While many of Japan’s historic buildings and districts have been lost due to fires, earthquakes, wars and city redevelopment, some cities and towns have managed to preserve a street block or whole district of traditional buildings for residents and tourists to enjoy today. The list below introduces some of Japan’s best preserved historic city districts and towns:

Former samurai districts

Many Japanese cities, including Tokyo, Osaka and Nagoya, have developed as castle towns, where the local feudal lord resided in the centrally located castle, and his retainers, the samurai, lived in the districts surrounding the castle.

As the highest social caste during the Edo Period, the samurai were allowed to construct elaborate residences with earthen walls and elegant homes. Among the best preserved former samurai districts are the ones of Kakunodate, Hagi and Kanazawa.


Kitsuki is unique for having two samurai districts on hills sandwiching a merchant district in the valley in between. They are among the most pleasantly preserved samurai districts in Japan.


The preserved area of Usuki’s samurai district is small but photogenic. Referred to as Nioza Historical Road, it is about 200 meters long.

Former merchant districts

In theory the lowest of the four social castes during the Edo Period, many merchants grew very wealthy towards the end of the feudal ages. Like all the social castes, the merchants lived in assigned city districts. Merchant districts are characterized by shop-lined streets and warehouses (kura). Among the cities with the most beautifully preserved former merchant districts are Takayama and Kurashiki.


Numerous warehouses are preserved along a willow lined canal. Many of the warehouses have been converted into museums, souvenir stores, boutiques and cafes.


A 600 meter long street lined by preserved buildings from the era when the small town of Uchiko on Shikoku gained international fame and wealth as wax producer.

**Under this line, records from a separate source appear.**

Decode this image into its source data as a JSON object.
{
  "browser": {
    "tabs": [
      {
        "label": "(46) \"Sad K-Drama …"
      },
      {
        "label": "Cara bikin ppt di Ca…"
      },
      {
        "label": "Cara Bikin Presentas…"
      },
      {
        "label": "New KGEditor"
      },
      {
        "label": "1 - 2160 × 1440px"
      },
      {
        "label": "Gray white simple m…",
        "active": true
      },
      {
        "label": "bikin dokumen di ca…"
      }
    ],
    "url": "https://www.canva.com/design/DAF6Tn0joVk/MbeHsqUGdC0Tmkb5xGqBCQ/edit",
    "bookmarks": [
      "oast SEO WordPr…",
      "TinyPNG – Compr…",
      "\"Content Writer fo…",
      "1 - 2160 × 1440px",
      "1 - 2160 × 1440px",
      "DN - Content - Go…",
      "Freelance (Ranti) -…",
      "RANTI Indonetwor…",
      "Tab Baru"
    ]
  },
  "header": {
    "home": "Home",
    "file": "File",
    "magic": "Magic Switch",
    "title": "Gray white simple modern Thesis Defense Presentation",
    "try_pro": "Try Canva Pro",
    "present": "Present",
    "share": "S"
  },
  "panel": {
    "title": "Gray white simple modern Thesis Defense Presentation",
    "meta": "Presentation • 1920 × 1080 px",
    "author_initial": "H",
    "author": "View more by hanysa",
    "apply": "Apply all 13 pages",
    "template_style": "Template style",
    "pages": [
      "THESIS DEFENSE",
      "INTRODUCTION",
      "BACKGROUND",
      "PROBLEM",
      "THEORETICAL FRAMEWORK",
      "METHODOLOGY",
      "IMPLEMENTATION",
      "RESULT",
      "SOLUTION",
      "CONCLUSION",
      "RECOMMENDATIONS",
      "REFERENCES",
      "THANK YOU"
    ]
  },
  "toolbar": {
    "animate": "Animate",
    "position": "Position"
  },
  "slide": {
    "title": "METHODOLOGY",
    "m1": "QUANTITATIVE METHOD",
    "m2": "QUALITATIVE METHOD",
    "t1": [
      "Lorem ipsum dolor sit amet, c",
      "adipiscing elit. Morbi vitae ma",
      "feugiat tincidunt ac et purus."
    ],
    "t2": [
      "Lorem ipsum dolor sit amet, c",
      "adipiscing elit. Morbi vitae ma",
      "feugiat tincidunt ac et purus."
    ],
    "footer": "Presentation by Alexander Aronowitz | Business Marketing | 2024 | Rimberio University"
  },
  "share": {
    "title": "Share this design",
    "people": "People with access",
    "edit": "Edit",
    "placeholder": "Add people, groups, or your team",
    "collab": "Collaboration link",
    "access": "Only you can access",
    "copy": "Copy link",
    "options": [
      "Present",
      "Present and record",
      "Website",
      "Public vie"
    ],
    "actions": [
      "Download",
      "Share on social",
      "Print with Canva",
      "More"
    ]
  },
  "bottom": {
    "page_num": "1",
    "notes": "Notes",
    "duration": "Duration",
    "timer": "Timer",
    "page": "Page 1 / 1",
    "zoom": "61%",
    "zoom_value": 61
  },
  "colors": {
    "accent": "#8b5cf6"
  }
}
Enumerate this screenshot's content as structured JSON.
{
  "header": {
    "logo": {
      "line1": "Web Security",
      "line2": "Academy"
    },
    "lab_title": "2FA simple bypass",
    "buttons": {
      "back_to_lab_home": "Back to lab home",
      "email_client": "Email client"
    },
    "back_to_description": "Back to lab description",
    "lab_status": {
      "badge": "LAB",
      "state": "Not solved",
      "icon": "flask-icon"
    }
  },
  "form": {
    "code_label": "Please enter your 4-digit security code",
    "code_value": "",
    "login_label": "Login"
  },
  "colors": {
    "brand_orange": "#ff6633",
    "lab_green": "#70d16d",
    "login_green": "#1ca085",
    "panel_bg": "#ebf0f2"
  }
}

Rather than just a district, Imaicho is a whole town whose machiya town house-lined streets have been preserved. A couple of merchant houses are open for tourists to enter.


Naramachi is the former merchant district of Nara, where several traditional warehouses and residential buildings have survived. One old residence is open to the public for free.


A former transport hub for rice shipments into the capital, Sawara’s historic center lies along a canal lined by a few preserved and restored traditional residences, merchant shops and warehouses.


Nakamachi-dori is a street lined by several nicely preserved, old buildings, including a number of warehouses. Some of them house small shops, restaurants and ryokan.

Geisha districts

Traditional geisha districts are characterized by the wooden tea houses, in which the geisha perform during banquets. The most beautiful, traditional geisha quarters are found in Kyoto and Kanazawa:

Post towns

Post towns were built along the country’s major highways, such as the Tokaido and Nakasendo, to accommodate and cater to travelers. Only a small number of former post towns have preserved their Edo Period appearance. The best among them is Tsumago in the Kiso Valley.

Pilgrimage towns

For centuries, Japan’s most important temples and shrines have attracted crowds of pilgrims and tourists, resulting in street blocks, city districts and whole towns, providing visitors with lodgings, food and souvenirs.

Farming towns

The vast majority of Japan’s population in the Edo Period and before was made up of farmers who typically lived in simple, thatched roof buildings. While single old farm houses are preserved at open air museums, there are a few remote villages that have preserved an appearance of past centuries.

Port towns

Port towns have been accommodating the fishing and trading industries for centuries. Over time, some grew into large cities with major international ports, such as Nagasaki, Yokohama or Kobe, while others remained remote, small fishing villages. A few of them have preserved an atmosphere of bygone times.

Ryukyu villages

An independent kingdom for several centuries, the Ryukyu Islands became part of Japan as Okinawa Prefecture in 1879. Despite past assimilation efforts, the distinct Ryukyuan culture is proudly surviving today and has become one of Okinawa’s main tourist attractions.


The small village consists almost entirely of traditional style, one-storied houses with red tiled roofs, stone walls, ample of lion like shiza statues and white sand roads.